Delegates in no mood to accept Ictu or Government calls for social solidarity

Thu, Apr 16, 2009, 01:00

ANALYSIS:WHILE THE cool reception given to Minister for Education Batt O’Keeffe at the TUI conference may have caught most of the media attention yesterday, the mood of anger and frustration had been evident and building from the opening day.

Just how deeply that anger ran became most clear yesterday morning during a debate on a series of emergency motions on pension levies and recruitment embargoes submitted to conference over the past few weeks including some since last week’s Budget.

The mood of militancy was perhaps best caught in an attempt by the executive committee to defer a motion from Dublin Colleges stating the union would not be bound by any national agreement entered into by Ictu that does not remove the public service pension levy.

Speakers from the committee had argued that it should be referred back for further consideration but delegates were having none of it after a rousing speech from Eddie Conlon from Dublin Colleges who castigated Ictu for indicating it would accept the levy.

“David Begg has said publicly that he does not oppose the pension and that we will accept the pension levy. Well, ‘Hello David – where did you get a mandate to say that?’ Why does the leader of the Ictu think he can go on public radio and say that he’s not against it.

“Ictu says it wants a social solidarity pact. The Government’s idea of social solidarity is the people who gathered at the hospitality tent at the Galway Races, their banker and developer friends. They have lots of solidarity for them – no taxes in the Budget, bail out the banks.

“We’re being asked to pay – no solidarity with the poor family who can’t afford to buy their kids schoolbooks, no solidarity with pensioners who are going to lose their Christmas bonus, no solidarity with PAYE worker who gets hit with a €1.4 billion bill in the last Budget.”

Ictu had earlier come in for a similar lambasting from former TUI president Paddy Healy over its willingness to re-enter talks with the Government while it proceeded to introduce a Budget which “took huge lumps of money out of our pockets”.

“We need a congress who know how to fight and whose loyalty is not the boards of State companies or to junkets but to our members who pay their dues and are struggling to pay their mortgages and creche fees who are being devastated by this Government.

“What we need is a new fighting strategy and people need to know that if they are in a war . . . that we’re not lions led by donkeys – we’ve been led by donkeys for long enough.”

Just how devastating the various Government levies are proving for teachers was revealed by Gerry Craughwell from Dún Laoghaire branch when he spoke about a teacher he knew, who as a result of the Budget, is now left with €50 a week disposable income. “She’s part of the new middle class of Ireland, the people we are here today representing and the thieves in the Bank of Ireland and AIB and the property developers and the politicians in Dáil Éireann are telling us we must take pain, they don’t know the meaning of the word ‘pain’.

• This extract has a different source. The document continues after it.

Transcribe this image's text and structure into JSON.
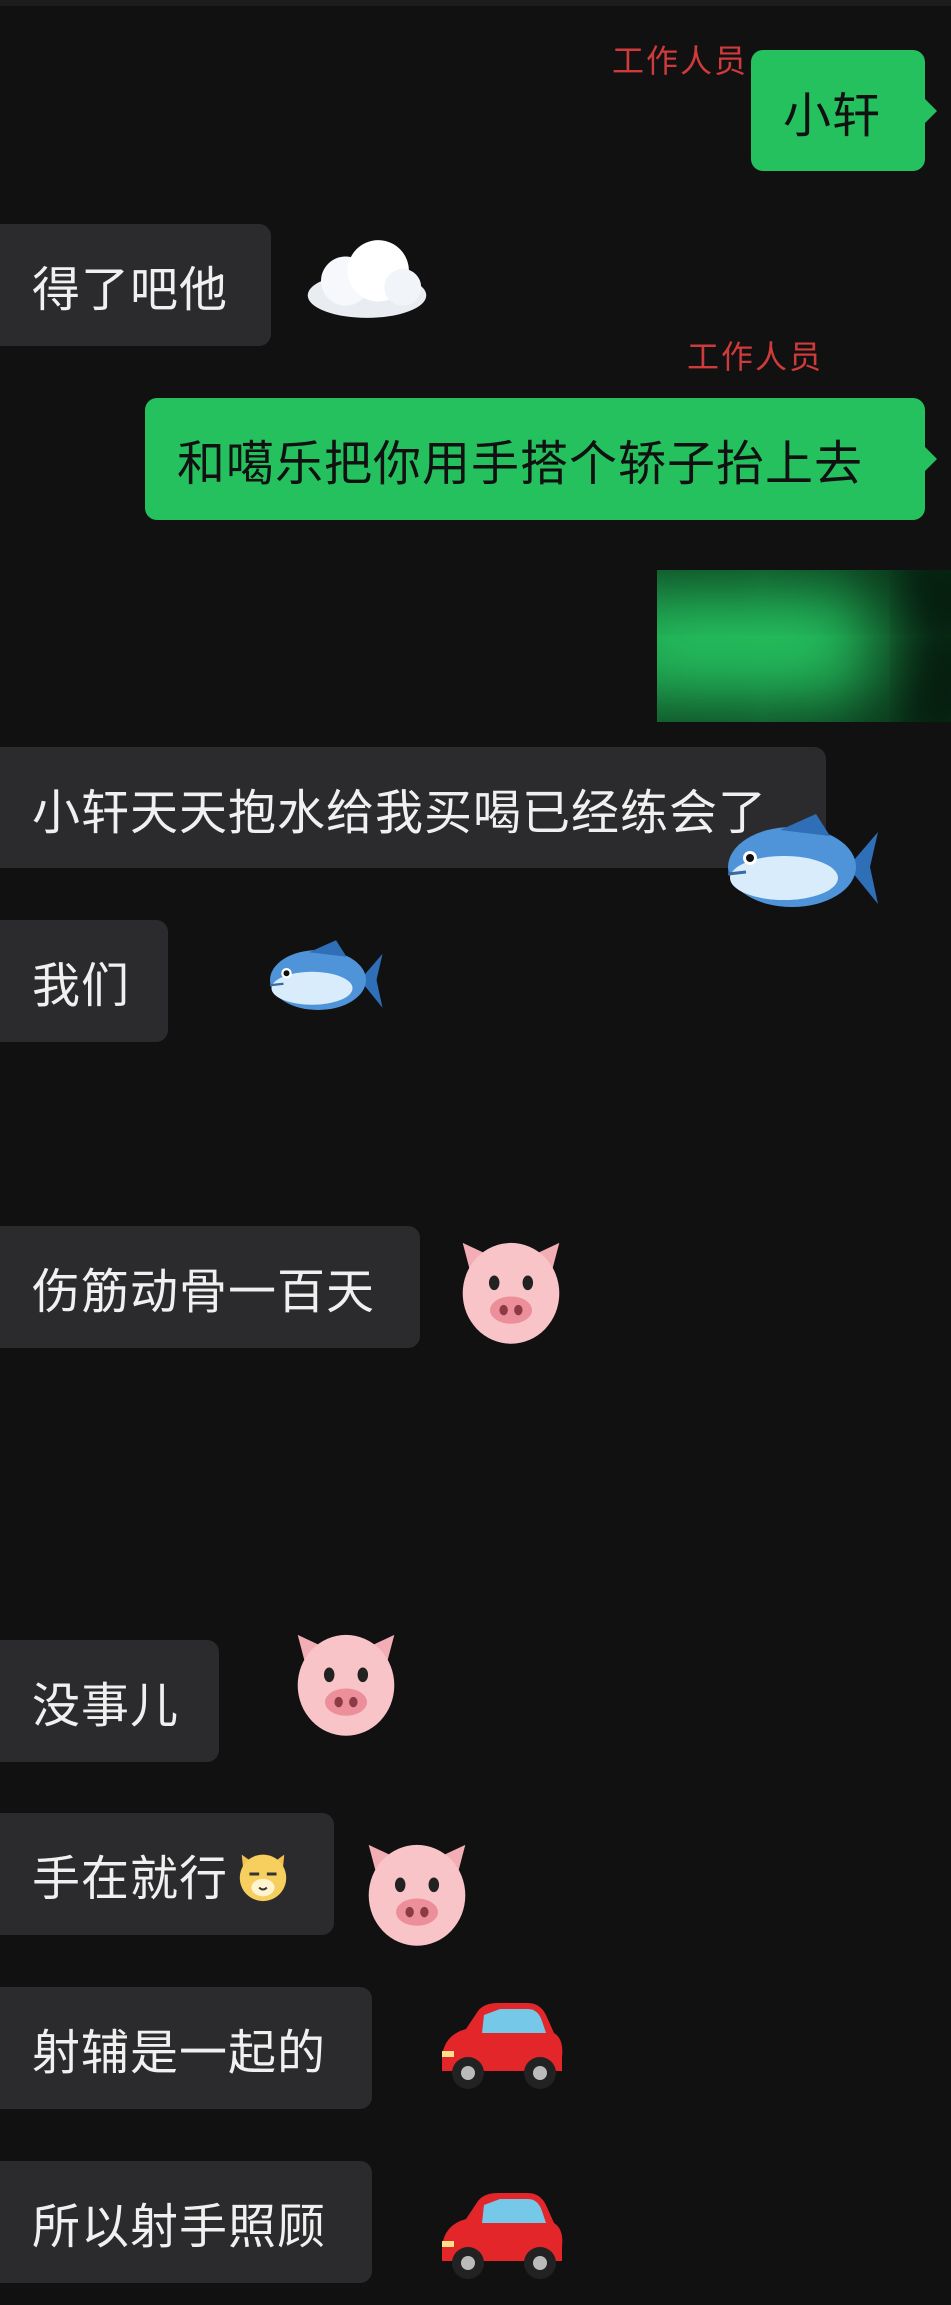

“We get a certain amount of flak in the press about how we have good solid secure jobs but a teacher with €50 a week disposable income – that’s not a good job . . . if she was on the dole she would get a medical card but all she’s facing now is pay cuts.”